“Calculation by market analysts of the ‘option adjusted spread’ on mortgages suggest that the cost of these benefits conferred by fixed-rate mortgages can range from 0.5% to 1.2%, raising home-owners’ annual after-tax mortgage payments by several thousand dollars. Indeed, recent research within the Federal Reserve suggests that many home-owners might have saved tens of thousands of dollars had they held adjustable-rate mortgages rather than fixed-rate mortgages during the past decade, though this would not have been the case, of course, had interest rates trended sharply upward.

“American home-owners clearly like the certainty of fixed mortgage payments. This preference is in striking contrast to the situation in some other countries, where adjustable-rate mortgages are far more common and where efforts to introduce American-type fixed-rate mortgages generally have not been successful.

“Fixed-rate mortgages seem unduly expensive to households in other countries. One possible reason is that these mortgages effectively charge home-owners high fees for protection against rising interest rates and for the right to re-finance. American consumers might benefit if lenders provided greater mortgage product alternatives to the traditional fixed-rate mortgage. To the degree that households are driven by fears of payment shocks but are willing to manage their own interest rate risks, the traditional fixed-rate mortgage may be an expensive method of financing a home.”

These comments may appear somewhat tarnished with the benefit of hindsight, since US sub-prime mortgages were those that typically moved away from the traditional fixed-rate model to the shorter term “adjustable rate” basis. Arguably, it would have been more logical if more conservative lending had been the first type to make this move. The fact remains, however, that building in certainty about payments, let alone flexibility to re-finance on top, carries a hefty price tag.

In short, as far as the UK is concerned, unless and until consumers have a greater desire to choose certainty over price, and lenders can come up with a way of funding and designing a walk-away option that does not carry a significant price premium, long-term fixed-rates are likely to remain a minority product.
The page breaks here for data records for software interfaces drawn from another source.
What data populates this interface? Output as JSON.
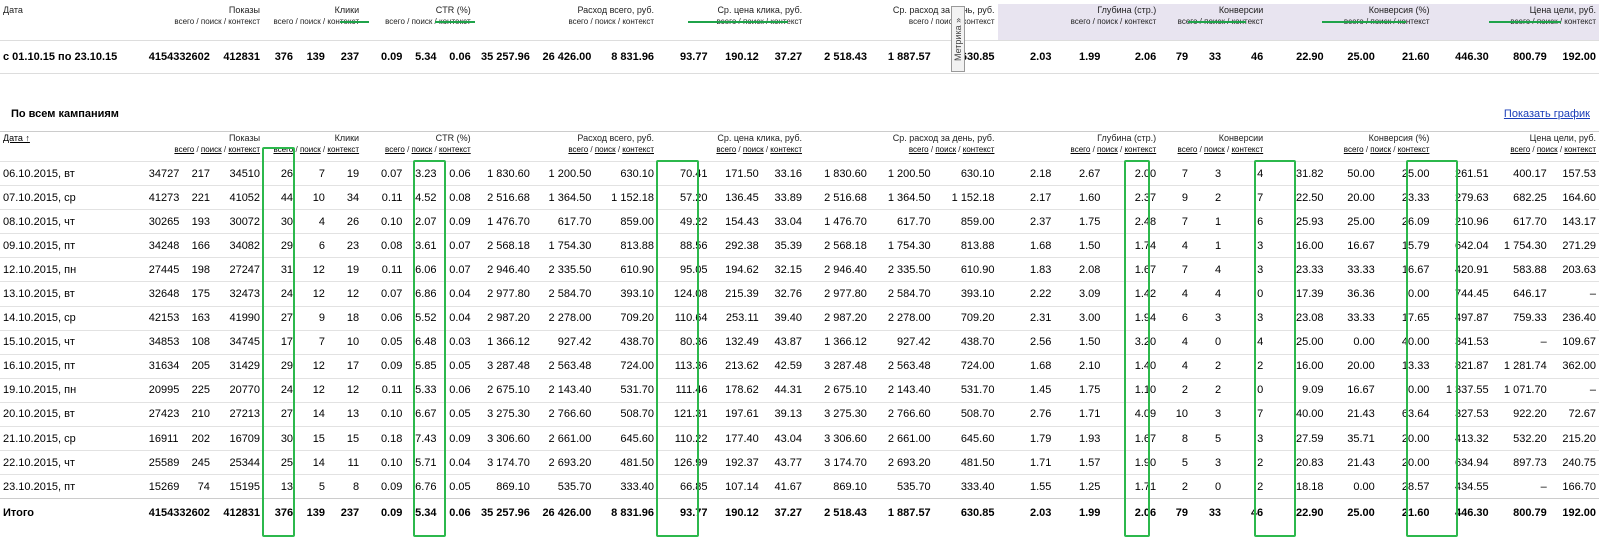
{
  "summary": {
    "date_header": "Дата",
    "subheader": "всего / поиск / контекст",
    "metrika_label": "Метрика »",
    "groups": [
      "Показы",
      "Клики",
      "CTR (%)",
      "Расход всего, руб.",
      "Ср. цена клика, руб.",
      "Ср. расход за день, руб.",
      "Глубина (стр.)",
      "Конверсии",
      "Конверсия (%)",
      "Цена цели, руб."
    ],
    "row": [
      "с 01.10.15 по 23.10.15",
      "415433",
      "2602",
      "412831",
      "376",
      "139",
      "237",
      "0.09",
      "5.34",
      "0.06",
      "35 257.96",
      "26 426.00",
      "8 831.96",
      "93.77",
      "190.12",
      "37.27",
      "2 518.43",
      "1 887.57",
      "630.85",
      "2.03",
      "1.99",
      "2.06",
      "79",
      "33",
      "46",
      "22.90",
      "25.00",
      "21.60",
      "446.30",
      "800.79",
      "192.00"
    ]
  },
  "section_title": "По всем кампаниям",
  "show_graph_link": "Показать график",
  "table": {
    "date_header": "Дата ↑",
    "sub_labels": [
      "всего",
      "поиск",
      "контекст"
    ],
    "groups": [
      "Показы",
      "Клики",
      "CTR (%)",
      "Расход всего, руб.",
      "Ср. цена клика, руб.",
      "Ср. расход за день, руб.",
      "Глубина (стр.)",
      "Конверсии",
      "Конверсия (%)",
      "Цена цели, руб."
    ],
    "rows": [
      [
        "06.10.2015, вт",
        "34727",
        "217",
        "34510",
        "26",
        "7",
        "19",
        "0.07",
        "3.23",
        "0.06",
        "1 830.60",
        "1 200.50",
        "630.10",
        "70.41",
        "171.50",
        "33.16",
        "1 830.60",
        "1 200.50",
        "630.10",
        "2.18",
        "2.67",
        "2.00",
        "7",
        "3",
        "4",
        "31.82",
        "50.00",
        "25.00",
        "261.51",
        "400.17",
        "157.53"
      ],
      [
        "07.10.2015, ср",
        "41273",
        "221",
        "41052",
        "44",
        "10",
        "34",
        "0.11",
        "4.52",
        "0.08",
        "2 516.68",
        "1 364.50",
        "1 152.18",
        "57.20",
        "136.45",
        "33.89",
        "2 516.68",
        "1 364.50",
        "1 152.18",
        "2.17",
        "1.60",
        "2.37",
        "9",
        "2",
        "7",
        "22.50",
        "20.00",
        "23.33",
        "279.63",
        "682.25",
        "164.60"
      ],
      [
        "08.10.2015, чт",
        "30265",
        "193",
        "30072",
        "30",
        "4",
        "26",
        "0.10",
        "2.07",
        "0.09",
        "1 476.70",
        "617.70",
        "859.00",
        "49.22",
        "154.43",
        "33.04",
        "1 476.70",
        "617.70",
        "859.00",
        "2.37",
        "1.75",
        "2.48",
        "7",
        "1",
        "6",
        "25.93",
        "25.00",
        "26.09",
        "210.96",
        "617.70",
        "143.17"
      ],
      [
        "09.10.2015, пт",
        "34248",
        "166",
        "34082",
        "29",
        "6",
        "23",
        "0.08",
        "3.61",
        "0.07",
        "2 568.18",
        "1 754.30",
        "813.88",
        "88.56",
        "292.38",
        "35.39",
        "2 568.18",
        "1 754.30",
        "813.88",
        "1.68",
        "1.50",
        "1.74",
        "4",
        "1",
        "3",
        "16.00",
        "16.67",
        "15.79",
        "642.04",
        "1 754.30",
        "271.29"
      ],
      [
        "12.10.2015, пн",
        "27445",
        "198",
        "27247",
        "31",
        "12",
        "19",
        "0.11",
        "6.06",
        "0.07",
        "2 946.40",
        "2 335.50",
        "610.90",
        "95.05",
        "194.62",
        "32.15",
        "2 946.40",
        "2 335.50",
        "610.90",
        "1.83",
        "2.08",
        "1.67",
        "7",
        "4",
        "3",
        "23.33",
        "33.33",
        "16.67",
        "420.91",
        "583.88",
        "203.63"
      ],
      [
        "13.10.2015, вт",
        "32648",
        "175",
        "32473",
        "24",
        "12",
        "12",
        "0.07",
        "6.86",
        "0.04",
        "2 977.80",
        "2 584.70",
        "393.10",
        "124.08",
        "215.39",
        "32.76",
        "2 977.80",
        "2 584.70",
        "393.10",
        "2.22",
        "3.09",
        "1.42",
        "4",
        "4",
        "0",
        "17.39",
        "36.36",
        "0.00",
        "744.45",
        "646.17",
        "–"
      ],
      [
        "14.10.2015, ср",
        "42153",
        "163",
        "41990",
        "27",
        "9",
        "18",
        "0.06",
        "5.52",
        "0.04",
        "2 987.20",
        "2 278.00",
        "709.20",
        "110.64",
        "253.11",
        "39.40",
        "2 987.20",
        "2 278.00",
        "709.20",
        "2.31",
        "3.00",
        "1.94",
        "6",
        "3",
        "3",
        "23.08",
        "33.33",
        "17.65",
        "497.87",
        "759.33",
        "236.40"
      ],
      [
        "15.10.2015, чт",
        "34853",
        "108",
        "34745",
        "17",
        "7",
        "10",
        "0.05",
        "6.48",
        "0.03",
        "1 366.12",
        "927.42",
        "438.70",
        "80.36",
        "132.49",
        "43.87",
        "1 366.12",
        "927.42",
        "438.70",
        "2.56",
        "1.50",
        "3.20",
        "4",
        "0",
        "4",
        "25.00",
        "0.00",
        "40.00",
        "341.53",
        "–",
        "109.67"
      ],
      [
        "16.10.2015, пт",
        "31634",
        "205",
        "31429",
        "29",
        "12",
        "17",
        "0.09",
        "5.85",
        "0.05",
        "3 287.48",
        "2 563.48",
        "724.00",
        "113.36",
        "213.62",
        "42.59",
        "3 287.48",
        "2 563.48",
        "724.00",
        "1.68",
        "2.10",
        "1.40",
        "4",
        "2",
        "2",
        "16.00",
        "20.00",
        "13.33",
        "821.87",
        "1 281.74",
        "362.00"
      ],
      [
        "19.10.2015, пн",
        "20995",
        "225",
        "20770",
        "24",
        "12",
        "12",
        "0.11",
        "5.33",
        "0.06",
        "2 675.10",
        "2 143.40",
        "531.70",
        "111.46",
        "178.62",
        "44.31",
        "2 675.10",
        "2 143.40",
        "531.70",
        "1.45",
        "1.75",
        "1.10",
        "2",
        "2",
        "0",
        "9.09",
        "16.67",
        "0.00",
        "1 337.55",
        "1 071.70",
        "–"
      ],
      [
        "20.10.2015, вт",
        "27423",
        "210",
        "27213",
        "27",
        "14",
        "13",
        "0.10",
        "6.67",
        "0.05",
        "3 275.30",
        "2 766.60",
        "508.70",
        "121.31",
        "197.61",
        "39.13",
        "3 275.30",
        "2 766.60",
        "508.70",
        "2.76",
        "1.71",
        "4.09",
        "10",
        "3",
        "7",
        "40.00",
        "21.43",
        "63.64",
        "327.53",
        "922.20",
        "72.67"
      ],
      [
        "21.10.2015, ср",
        "16911",
        "202",
        "16709",
        "30",
        "15",
        "15",
        "0.18",
        "7.43",
        "0.09",
        "3 306.60",
        "2 661.00",
        "645.60",
        "110.22",
        "177.40",
        "43.04",
        "3 306.60",
        "2 661.00",
        "645.60",
        "1.79",
        "1.93",
        "1.67",
        "8",
        "5",
        "3",
        "27.59",
        "35.71",
        "20.00",
        "413.32",
        "532.20",
        "215.20"
      ],
      [
        "22.10.2015, чт",
        "25589",
        "245",
        "25344",
        "25",
        "14",
        "11",
        "0.10",
        "5.71",
        "0.04",
        "3 174.70",
        "2 693.20",
        "481.50",
        "126.99",
        "192.37",
        "43.77",
        "3 174.70",
        "2 693.20",
        "481.50",
        "1.71",
        "1.57",
        "1.90",
        "5",
        "3",
        "2",
        "20.83",
        "21.43",
        "20.00",
        "634.94",
        "897.73",
        "240.75"
      ],
      [
        "23.10.2015, пт",
        "15269",
        "74",
        "15195",
        "13",
        "5",
        "8",
        "0.09",
        "6.76",
        "0.05",
        "869.10",
        "535.70",
        "333.40",
        "66.85",
        "107.14",
        "41.67",
        "869.10",
        "535.70",
        "333.40",
        "1.55",
        "1.25",
        "1.71",
        "2",
        "0",
        "2",
        "18.18",
        "0.00",
        "28.57",
        "434.55",
        "–",
        "166.70"
      ]
    ],
    "total_label": "Итого",
    "total": [
      "415433",
      "2602",
      "412831",
      "376",
      "139",
      "237",
      "0.09",
      "5.34",
      "0.06",
      "35 257.96",
      "26 426.00",
      "8 831.96",
      "93.77",
      "190.12",
      "37.27",
      "2 518.43",
      "1 887.57",
      "630.85",
      "2.03",
      "1.99",
      "2.06",
      "79",
      "33",
      "46",
      "22.90",
      "25.00",
      "21.60",
      "446.30",
      "800.79",
      "192.00"
    ]
  },
  "colors": {
    "highlight": "#2cb84c",
    "underline": "#1fa34a",
    "link": "#1a3db8",
    "shade": "#e8e4f0"
  }
}
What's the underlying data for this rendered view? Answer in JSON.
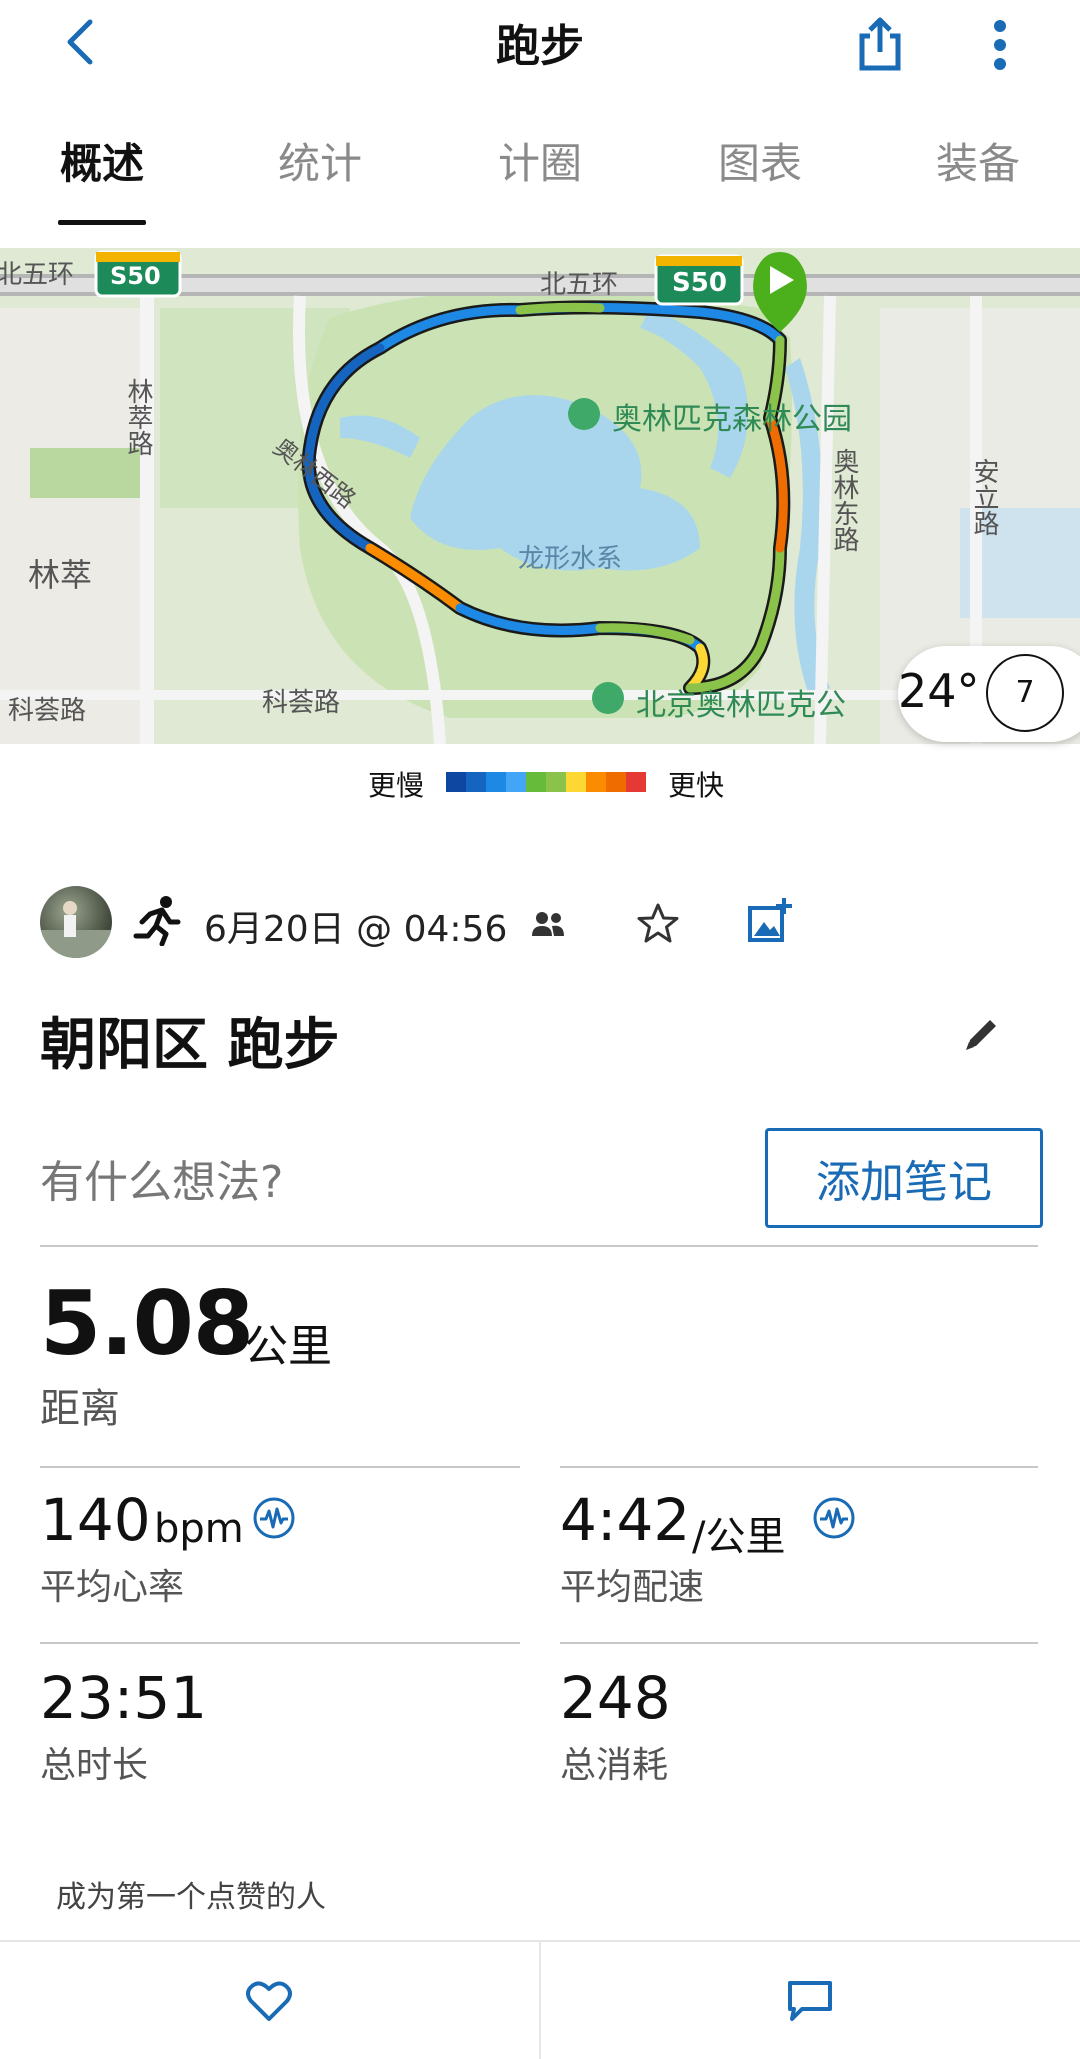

That does not mean the concept is a bad idea – just that its implementation is far from straightforward.